# Exercise goal
Print every line of the material below exactly as it stands, but omit the pictures.

# Data supplied

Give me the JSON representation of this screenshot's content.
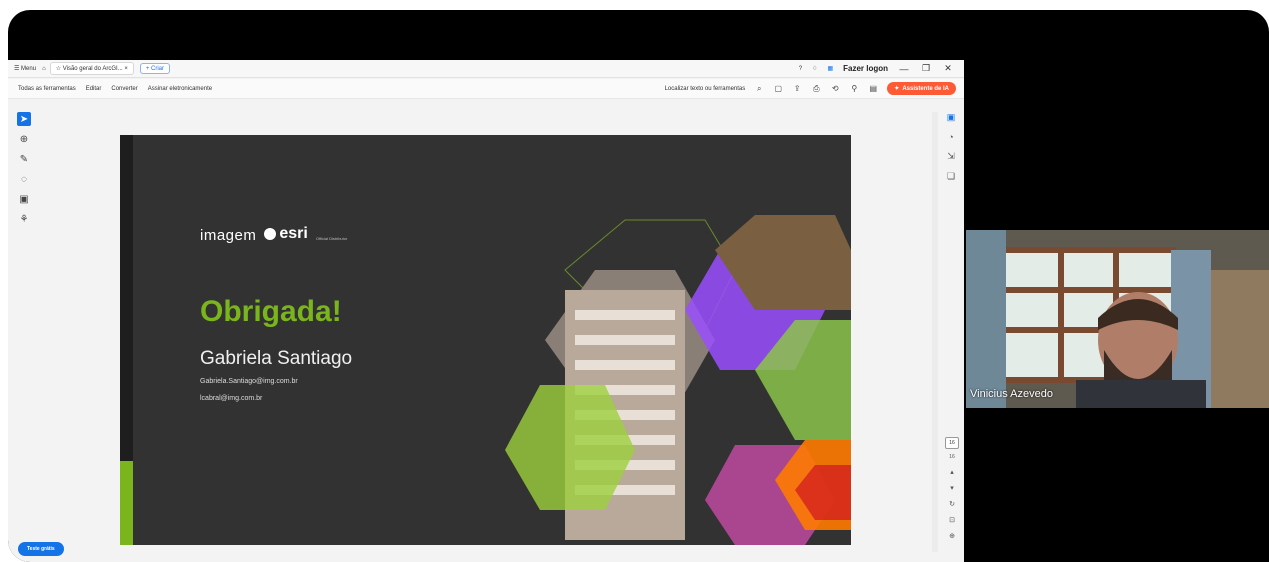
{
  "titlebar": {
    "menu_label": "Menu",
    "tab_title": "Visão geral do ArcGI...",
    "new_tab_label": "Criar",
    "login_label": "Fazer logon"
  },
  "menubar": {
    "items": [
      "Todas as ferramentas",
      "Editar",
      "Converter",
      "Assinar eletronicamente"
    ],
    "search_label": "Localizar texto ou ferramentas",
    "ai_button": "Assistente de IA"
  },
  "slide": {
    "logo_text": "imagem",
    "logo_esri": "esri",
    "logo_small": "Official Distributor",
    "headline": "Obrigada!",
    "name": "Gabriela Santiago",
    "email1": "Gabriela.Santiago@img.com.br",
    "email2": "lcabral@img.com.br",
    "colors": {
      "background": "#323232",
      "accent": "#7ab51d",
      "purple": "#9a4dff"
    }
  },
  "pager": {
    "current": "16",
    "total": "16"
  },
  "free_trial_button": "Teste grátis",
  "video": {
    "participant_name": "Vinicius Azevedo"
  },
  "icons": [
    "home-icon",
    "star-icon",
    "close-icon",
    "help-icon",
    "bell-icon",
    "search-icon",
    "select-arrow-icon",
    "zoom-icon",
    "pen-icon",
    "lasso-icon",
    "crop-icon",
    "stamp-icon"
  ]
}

# Result of the exercise
Give me the JSON representation of this screenshot's content.
{
  "titlebar": {
    "menu_label": "Menu",
    "tab_title": "Visão geral do ArcGI...",
    "new_tab_label": "Criar",
    "login_label": "Fazer logon"
  },
  "menubar": {
    "items": [
      "Todas as ferramentas",
      "Editar",
      "Converter",
      "Assinar eletronicamente"
    ],
    "search_label": "Localizar texto ou ferramentas",
    "ai_button": "Assistente de IA"
  },
  "slide": {
    "logo_text": "imagem",
    "logo_esri": "esri",
    "logo_small": "Official Distributor",
    "headline": "Obrigada!",
    "name": "Gabriela Santiago",
    "email1": "Gabriela.Santiago@img.com.br",
    "email2": "lcabral@img.com.br",
    "colors": {
      "background": "#323232",
      "accent": "#7ab51d",
      "purple": "#9a4dff"
    }
  },
  "pager": {
    "current": "16",
    "total": "16"
  },
  "free_trial_button": "Teste grátis",
  "video": {
    "participant_name": "Vinicius Azevedo"
  },
  "icons": [
    "home-icon",
    "star-icon",
    "close-icon",
    "help-icon",
    "bell-icon",
    "search-icon",
    "select-arrow-icon",
    "zoom-icon",
    "pen-icon",
    "lasso-icon",
    "crop-icon",
    "stamp-icon"
  ]
}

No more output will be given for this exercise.